The pre-conditioner could be almost any one of the drying oils, or the clear base for stains or glazes, which basically is going to add a thin skin to the wood. This film will prevent the stain from penetrating into the wood, which is one way how to prevent blotching. Glue sizing, boiled linseed oil, solvent soaking, gel stains - basically a heavy bodied drying oil or solvent soaking with pigments. There is a lot of information on blotching. Just do a search here, and you will find it.
From the original questioner:
Thanks. It seems to be the case that the door suppliers (Walzcraft, Portadoor, etc.) don't do a conditioning step and/or don't use dye over pigment because their blotching is quite pronounced. Are you aware of a door supplier who does a particularly good job with their stain and finish? Or am I expecting too much from a company that's really in the business of woodwork?

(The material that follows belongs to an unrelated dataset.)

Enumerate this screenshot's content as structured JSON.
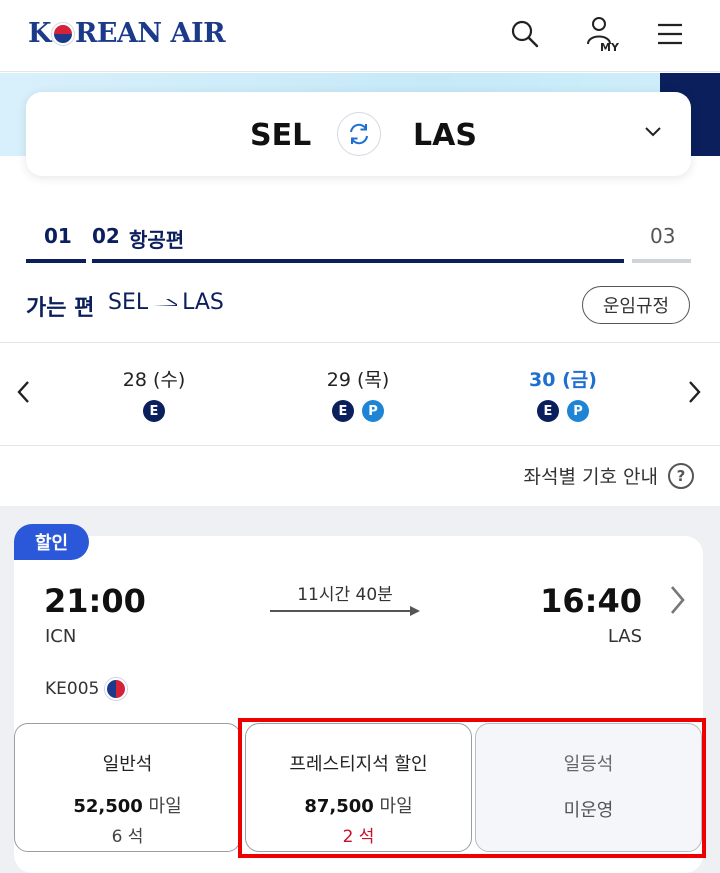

From contributor R:
To minimize the blotchy effect on maple, try wiping the door down with paint thinner and then staining it. This will also prevent the end grain from absorbing too much stain. Overall, you will get a much more consistent color. This is just another process you might call a stain conditioning.
From contributor X:
Only the old timers know about solvent soaking. The proper solvent floods the wood, and then being that the wood can only absorb so much liquid, the stain cannot penetrate the wood. Be sure you use the right solvent for whichever type of stain you will be using.
As with all new techniques, make some samples.
From contributor O:
Could you not send the cabinet parts out with the doors? That way they would match the doors.